-- Dataset --

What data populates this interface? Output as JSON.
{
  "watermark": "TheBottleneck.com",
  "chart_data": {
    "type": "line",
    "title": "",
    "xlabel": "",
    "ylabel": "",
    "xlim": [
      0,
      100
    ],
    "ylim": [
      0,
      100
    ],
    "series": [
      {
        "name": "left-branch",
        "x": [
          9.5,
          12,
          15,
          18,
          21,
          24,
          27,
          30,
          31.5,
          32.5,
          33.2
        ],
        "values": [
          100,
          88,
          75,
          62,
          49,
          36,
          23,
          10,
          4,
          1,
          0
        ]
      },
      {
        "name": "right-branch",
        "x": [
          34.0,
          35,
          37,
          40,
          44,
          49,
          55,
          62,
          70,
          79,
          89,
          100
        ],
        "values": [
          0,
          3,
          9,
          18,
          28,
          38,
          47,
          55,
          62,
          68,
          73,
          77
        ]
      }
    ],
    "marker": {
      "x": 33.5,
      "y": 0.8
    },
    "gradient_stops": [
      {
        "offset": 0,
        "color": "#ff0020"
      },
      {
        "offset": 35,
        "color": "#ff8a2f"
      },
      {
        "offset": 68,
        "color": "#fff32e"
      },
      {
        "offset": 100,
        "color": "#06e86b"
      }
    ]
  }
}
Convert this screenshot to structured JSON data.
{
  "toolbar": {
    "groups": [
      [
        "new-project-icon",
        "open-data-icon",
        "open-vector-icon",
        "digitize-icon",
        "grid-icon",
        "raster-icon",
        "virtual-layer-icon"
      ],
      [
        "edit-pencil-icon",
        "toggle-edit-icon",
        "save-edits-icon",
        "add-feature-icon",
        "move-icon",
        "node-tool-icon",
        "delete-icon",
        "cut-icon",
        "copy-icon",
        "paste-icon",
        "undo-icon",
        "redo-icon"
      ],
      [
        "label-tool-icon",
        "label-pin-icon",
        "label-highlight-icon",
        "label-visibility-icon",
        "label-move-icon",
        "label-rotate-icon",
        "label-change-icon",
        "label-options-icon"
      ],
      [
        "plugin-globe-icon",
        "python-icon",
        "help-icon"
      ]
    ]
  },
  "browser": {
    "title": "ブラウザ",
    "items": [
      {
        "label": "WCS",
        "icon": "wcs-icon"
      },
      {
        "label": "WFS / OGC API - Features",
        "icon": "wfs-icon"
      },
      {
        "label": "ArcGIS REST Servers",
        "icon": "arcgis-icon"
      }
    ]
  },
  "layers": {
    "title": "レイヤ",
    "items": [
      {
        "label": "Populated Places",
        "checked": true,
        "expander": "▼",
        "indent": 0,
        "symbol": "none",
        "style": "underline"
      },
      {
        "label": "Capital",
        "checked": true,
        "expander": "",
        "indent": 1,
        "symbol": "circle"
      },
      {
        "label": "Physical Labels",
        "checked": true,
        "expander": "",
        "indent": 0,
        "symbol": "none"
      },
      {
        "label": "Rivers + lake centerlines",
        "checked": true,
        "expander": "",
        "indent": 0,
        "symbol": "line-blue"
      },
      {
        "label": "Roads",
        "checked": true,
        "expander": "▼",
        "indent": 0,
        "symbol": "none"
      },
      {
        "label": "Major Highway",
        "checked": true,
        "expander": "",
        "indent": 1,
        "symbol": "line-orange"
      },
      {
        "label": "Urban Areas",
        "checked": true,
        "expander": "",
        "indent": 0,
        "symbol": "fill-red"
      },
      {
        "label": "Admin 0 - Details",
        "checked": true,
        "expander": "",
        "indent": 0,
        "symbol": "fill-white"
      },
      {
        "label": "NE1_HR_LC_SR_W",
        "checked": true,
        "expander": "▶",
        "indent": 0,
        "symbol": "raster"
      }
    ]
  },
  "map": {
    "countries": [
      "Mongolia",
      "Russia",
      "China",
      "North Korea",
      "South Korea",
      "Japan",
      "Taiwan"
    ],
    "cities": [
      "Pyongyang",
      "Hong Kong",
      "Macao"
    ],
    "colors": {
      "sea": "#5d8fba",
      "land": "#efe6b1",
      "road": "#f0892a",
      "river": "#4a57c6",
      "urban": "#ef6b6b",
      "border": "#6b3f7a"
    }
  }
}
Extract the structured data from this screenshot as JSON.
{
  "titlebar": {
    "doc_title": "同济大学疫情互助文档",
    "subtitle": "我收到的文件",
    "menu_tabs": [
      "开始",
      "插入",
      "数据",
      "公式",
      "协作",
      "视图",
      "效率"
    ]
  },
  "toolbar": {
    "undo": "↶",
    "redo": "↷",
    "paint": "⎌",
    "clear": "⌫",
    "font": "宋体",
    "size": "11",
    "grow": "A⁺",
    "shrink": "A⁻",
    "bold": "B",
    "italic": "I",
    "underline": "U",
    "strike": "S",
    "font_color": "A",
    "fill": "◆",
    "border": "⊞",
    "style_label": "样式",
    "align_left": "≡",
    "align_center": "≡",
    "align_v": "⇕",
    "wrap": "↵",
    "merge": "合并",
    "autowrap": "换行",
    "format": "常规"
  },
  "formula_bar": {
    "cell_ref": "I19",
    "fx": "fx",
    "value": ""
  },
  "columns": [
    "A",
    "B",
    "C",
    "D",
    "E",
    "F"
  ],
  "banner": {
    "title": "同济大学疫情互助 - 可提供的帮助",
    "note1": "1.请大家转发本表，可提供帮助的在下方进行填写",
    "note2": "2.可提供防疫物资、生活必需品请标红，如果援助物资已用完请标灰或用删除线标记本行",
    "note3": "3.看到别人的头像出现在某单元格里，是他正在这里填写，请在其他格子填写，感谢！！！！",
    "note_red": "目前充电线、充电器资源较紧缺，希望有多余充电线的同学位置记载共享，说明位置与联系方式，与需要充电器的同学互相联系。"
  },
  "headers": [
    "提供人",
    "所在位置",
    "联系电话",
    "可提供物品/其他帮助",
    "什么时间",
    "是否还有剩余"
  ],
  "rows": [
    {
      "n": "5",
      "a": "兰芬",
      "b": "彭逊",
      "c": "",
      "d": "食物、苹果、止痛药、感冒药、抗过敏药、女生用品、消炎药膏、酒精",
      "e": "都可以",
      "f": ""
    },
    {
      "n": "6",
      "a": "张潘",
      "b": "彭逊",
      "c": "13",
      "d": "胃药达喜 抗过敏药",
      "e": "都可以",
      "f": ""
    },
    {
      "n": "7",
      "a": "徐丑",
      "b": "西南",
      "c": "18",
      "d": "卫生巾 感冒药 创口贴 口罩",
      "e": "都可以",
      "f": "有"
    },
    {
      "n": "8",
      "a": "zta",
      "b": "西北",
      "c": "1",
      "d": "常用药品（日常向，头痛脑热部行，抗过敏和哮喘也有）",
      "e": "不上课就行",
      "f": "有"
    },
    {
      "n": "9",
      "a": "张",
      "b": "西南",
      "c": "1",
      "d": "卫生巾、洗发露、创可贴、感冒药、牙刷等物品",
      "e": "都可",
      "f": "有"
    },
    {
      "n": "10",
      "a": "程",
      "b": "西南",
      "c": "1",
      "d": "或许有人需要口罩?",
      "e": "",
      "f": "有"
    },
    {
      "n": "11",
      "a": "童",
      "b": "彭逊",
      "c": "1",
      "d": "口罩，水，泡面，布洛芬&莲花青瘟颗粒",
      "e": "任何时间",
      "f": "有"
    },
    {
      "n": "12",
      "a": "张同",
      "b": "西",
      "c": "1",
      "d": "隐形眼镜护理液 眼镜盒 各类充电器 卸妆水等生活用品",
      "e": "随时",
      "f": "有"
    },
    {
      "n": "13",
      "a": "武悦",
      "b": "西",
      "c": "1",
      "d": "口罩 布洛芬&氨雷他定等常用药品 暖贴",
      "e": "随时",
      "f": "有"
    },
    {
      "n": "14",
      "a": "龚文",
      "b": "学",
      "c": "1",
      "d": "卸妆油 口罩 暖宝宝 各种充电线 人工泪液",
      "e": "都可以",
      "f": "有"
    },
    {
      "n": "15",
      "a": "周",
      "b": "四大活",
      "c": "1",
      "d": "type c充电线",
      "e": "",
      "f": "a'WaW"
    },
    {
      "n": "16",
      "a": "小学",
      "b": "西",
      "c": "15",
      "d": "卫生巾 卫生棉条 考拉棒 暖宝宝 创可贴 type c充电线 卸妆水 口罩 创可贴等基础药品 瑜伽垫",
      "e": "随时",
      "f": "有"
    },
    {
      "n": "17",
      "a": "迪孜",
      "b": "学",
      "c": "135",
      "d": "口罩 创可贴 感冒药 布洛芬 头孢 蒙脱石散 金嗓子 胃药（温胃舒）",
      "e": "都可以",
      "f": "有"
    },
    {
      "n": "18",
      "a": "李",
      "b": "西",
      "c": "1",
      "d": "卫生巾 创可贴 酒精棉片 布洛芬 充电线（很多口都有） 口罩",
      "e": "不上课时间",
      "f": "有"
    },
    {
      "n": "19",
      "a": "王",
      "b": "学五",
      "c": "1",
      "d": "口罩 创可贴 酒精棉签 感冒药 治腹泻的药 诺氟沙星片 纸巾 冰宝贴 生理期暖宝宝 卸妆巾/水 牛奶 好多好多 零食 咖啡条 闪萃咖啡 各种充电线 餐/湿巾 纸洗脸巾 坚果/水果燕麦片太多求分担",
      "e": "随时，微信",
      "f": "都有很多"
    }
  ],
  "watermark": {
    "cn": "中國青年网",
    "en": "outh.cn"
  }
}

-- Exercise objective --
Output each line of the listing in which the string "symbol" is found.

-- Answer for the task --
        "symbol": "none",
        "symbol": "circle"
        "symbol": "none"
        "symbol": "line-blue"
        "symbol": "none"
        "symbol": "line-orange"
        "symbol": "fill-red"
        "symbol": "fill-white"
        "symbol": "raster"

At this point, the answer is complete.